9. Finding No. 322/2001 Coll.

10. Pl US31/03, 11 February 2004. http://test.concourt.cz/angl_verze/doc/p-31-03.html

11. Act N. 140/1996 Coll. of 26 April 1996 on Disclosure of Files Established by Activities of the Former State Security Force. See Former Secret Police Files Will Be Open to Public. http://www.mzv.cz/washington/newslet/c09-1296.htm

12. Act 107/2002 amending Act No. 140/1996 Coll. on providing access to volumes created within the activities of the former State Security, and some other Acts.

13. Homepage: http://www.mvcr.cz/policie/udv/english/

14. Radio Prague, Czechs wait thirteen years for official names of secret police collaborators, 24 March 2003. http://www.radio.cz/en/article/38934

15. Act of 4 April 2000 on Protection of the Personal Data

16. Web Site: http://www.uoou.cz/

17. Law No. 123 /1998 on Access to Information on the Environment, of 13 May 1998. http://www.eel.nl/documents/czech_act.htm. Amended by Act No. 6/2005 Coll.

 

 

Measuring Openness

Global Right to Information Rating
A country-by-country rating of laws by the Centre for Democracy and Law and Access Info.
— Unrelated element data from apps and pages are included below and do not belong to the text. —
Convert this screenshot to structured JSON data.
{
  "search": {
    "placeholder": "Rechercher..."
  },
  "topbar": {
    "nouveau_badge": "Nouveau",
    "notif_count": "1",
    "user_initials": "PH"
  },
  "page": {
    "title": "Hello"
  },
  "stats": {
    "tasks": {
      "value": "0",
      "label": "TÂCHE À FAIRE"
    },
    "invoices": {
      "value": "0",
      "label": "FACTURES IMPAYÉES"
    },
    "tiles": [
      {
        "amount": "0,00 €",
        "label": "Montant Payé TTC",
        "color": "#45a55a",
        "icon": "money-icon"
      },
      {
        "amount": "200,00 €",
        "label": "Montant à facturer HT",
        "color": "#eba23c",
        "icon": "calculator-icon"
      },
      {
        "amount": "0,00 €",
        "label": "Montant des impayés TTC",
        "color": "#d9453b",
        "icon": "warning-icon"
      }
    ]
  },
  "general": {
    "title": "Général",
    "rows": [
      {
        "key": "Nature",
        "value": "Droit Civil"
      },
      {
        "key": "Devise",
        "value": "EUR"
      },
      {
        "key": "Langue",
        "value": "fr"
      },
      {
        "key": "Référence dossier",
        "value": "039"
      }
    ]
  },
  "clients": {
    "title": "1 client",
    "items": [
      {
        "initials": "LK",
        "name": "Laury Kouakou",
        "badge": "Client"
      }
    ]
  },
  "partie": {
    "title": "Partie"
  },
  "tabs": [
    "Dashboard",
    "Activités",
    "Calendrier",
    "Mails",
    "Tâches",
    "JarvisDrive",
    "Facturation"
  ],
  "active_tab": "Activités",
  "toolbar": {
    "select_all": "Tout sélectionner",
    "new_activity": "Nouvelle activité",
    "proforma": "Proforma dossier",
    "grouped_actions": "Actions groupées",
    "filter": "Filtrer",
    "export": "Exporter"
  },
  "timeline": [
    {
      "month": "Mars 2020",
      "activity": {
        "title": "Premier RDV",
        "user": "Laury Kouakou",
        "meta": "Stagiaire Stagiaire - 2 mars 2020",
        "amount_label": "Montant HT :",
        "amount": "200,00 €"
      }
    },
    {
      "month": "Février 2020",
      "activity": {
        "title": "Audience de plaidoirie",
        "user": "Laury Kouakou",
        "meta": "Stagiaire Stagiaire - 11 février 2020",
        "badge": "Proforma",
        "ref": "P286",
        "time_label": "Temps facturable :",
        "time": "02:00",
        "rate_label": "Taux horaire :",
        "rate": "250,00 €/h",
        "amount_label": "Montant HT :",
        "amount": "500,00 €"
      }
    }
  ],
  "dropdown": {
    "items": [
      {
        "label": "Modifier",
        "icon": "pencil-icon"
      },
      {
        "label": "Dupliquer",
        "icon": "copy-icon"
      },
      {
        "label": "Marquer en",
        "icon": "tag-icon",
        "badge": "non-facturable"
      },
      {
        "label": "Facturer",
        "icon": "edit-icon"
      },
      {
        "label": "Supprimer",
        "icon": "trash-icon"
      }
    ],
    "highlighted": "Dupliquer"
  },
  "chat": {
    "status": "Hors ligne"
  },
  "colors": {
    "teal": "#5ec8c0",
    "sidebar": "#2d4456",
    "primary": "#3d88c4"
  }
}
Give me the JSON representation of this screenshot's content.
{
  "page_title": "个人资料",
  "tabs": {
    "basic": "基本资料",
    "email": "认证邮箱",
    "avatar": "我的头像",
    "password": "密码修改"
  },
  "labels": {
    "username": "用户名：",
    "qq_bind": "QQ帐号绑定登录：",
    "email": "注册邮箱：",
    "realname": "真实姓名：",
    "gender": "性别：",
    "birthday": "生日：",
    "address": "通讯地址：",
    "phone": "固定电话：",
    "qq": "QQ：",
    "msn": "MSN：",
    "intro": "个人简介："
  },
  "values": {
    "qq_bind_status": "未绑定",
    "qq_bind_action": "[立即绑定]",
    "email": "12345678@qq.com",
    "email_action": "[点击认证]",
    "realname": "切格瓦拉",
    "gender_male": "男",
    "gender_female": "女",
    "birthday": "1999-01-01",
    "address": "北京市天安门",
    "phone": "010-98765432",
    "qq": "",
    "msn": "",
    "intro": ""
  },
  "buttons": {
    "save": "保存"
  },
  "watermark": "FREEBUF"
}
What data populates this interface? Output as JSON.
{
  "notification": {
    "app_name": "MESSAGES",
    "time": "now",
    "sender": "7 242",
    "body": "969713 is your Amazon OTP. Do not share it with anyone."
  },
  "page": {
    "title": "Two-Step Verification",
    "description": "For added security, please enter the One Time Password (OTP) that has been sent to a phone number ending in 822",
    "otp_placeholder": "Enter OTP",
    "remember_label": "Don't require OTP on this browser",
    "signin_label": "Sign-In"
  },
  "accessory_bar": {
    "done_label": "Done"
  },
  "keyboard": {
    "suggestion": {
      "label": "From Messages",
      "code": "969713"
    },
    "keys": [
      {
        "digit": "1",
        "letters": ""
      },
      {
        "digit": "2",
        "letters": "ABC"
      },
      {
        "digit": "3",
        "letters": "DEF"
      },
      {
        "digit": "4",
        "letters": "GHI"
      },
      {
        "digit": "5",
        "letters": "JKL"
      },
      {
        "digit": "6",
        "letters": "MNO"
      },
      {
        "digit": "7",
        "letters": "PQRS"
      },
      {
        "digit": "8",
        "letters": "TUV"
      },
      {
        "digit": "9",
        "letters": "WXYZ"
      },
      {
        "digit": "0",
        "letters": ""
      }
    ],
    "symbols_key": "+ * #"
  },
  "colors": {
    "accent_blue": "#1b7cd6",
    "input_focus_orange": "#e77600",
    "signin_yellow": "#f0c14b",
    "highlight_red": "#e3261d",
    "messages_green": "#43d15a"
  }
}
Freedom House
The Freedom in the World report.

World Bank
Worldwide Governance Indicators

Transparency International, Corruption Perceptions Index
Measures perceptions of the degree of corruption.

Reporters Without Borders
The Press Freedom Index.